*PROBLEM TO WORK ON*
Pull every line of the entries that has the word "label".

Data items
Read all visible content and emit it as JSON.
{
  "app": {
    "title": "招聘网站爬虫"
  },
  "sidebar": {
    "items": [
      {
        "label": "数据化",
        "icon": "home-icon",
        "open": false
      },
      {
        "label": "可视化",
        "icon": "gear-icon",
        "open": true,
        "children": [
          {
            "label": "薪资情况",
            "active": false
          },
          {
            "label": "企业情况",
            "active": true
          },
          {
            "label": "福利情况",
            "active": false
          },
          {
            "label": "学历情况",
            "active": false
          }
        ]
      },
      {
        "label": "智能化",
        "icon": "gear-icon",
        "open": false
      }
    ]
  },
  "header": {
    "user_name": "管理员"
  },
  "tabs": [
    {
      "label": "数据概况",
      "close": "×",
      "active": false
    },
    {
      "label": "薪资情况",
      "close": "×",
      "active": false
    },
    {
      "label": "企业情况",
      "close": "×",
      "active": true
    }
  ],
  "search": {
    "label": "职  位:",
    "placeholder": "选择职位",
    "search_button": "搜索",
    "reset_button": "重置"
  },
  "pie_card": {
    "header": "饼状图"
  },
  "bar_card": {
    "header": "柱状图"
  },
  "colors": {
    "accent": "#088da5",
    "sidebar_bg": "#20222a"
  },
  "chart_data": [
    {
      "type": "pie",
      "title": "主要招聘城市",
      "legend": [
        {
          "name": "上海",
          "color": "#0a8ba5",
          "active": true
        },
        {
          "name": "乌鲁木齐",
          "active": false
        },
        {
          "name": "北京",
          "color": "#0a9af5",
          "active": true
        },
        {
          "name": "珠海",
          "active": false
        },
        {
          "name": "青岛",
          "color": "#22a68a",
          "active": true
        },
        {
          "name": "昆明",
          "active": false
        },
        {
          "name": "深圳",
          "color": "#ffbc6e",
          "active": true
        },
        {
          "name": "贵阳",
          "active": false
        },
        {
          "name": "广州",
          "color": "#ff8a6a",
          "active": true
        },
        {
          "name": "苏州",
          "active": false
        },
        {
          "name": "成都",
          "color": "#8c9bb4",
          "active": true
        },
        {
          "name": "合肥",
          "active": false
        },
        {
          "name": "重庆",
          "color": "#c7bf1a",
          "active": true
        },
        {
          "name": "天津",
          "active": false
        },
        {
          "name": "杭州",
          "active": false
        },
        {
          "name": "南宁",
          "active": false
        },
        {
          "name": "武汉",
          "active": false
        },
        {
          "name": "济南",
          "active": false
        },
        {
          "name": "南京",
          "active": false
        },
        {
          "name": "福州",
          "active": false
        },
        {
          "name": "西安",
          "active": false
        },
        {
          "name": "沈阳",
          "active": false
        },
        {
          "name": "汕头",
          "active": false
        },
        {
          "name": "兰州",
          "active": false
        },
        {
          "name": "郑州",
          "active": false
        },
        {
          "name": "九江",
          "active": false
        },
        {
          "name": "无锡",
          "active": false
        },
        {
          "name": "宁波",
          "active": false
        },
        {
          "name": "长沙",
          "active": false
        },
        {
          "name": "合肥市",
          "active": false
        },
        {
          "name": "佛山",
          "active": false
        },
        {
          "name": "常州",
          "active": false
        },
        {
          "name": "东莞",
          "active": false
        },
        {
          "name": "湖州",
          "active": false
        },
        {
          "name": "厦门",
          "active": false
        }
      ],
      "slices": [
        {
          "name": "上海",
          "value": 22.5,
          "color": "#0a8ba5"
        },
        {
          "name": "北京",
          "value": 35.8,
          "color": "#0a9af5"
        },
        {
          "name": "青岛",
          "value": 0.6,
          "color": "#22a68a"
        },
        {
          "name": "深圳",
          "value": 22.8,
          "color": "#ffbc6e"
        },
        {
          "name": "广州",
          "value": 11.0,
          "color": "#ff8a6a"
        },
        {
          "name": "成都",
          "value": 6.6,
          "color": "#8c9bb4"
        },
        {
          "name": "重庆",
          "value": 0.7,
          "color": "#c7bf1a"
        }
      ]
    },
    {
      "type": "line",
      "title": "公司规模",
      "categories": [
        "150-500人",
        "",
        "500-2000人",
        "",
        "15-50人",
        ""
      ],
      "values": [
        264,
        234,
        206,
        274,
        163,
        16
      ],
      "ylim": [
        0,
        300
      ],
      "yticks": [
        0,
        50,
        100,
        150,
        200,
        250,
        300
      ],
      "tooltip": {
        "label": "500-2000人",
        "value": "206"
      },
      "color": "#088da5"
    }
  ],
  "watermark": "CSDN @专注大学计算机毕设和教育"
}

*EXERCISE RESULT*
        "label": "数据化",
        "label": "可视化",
            "label": "薪资情况",
            "label": "企业情况",
            "label": "福利情况",
            "label": "学历情况",
        "label": "智能化",
      "label": "数据概况",
      "label": "薪资情况",
      "label": "企业情况",
    "label": "职  位:",
        "label": "500-2000人",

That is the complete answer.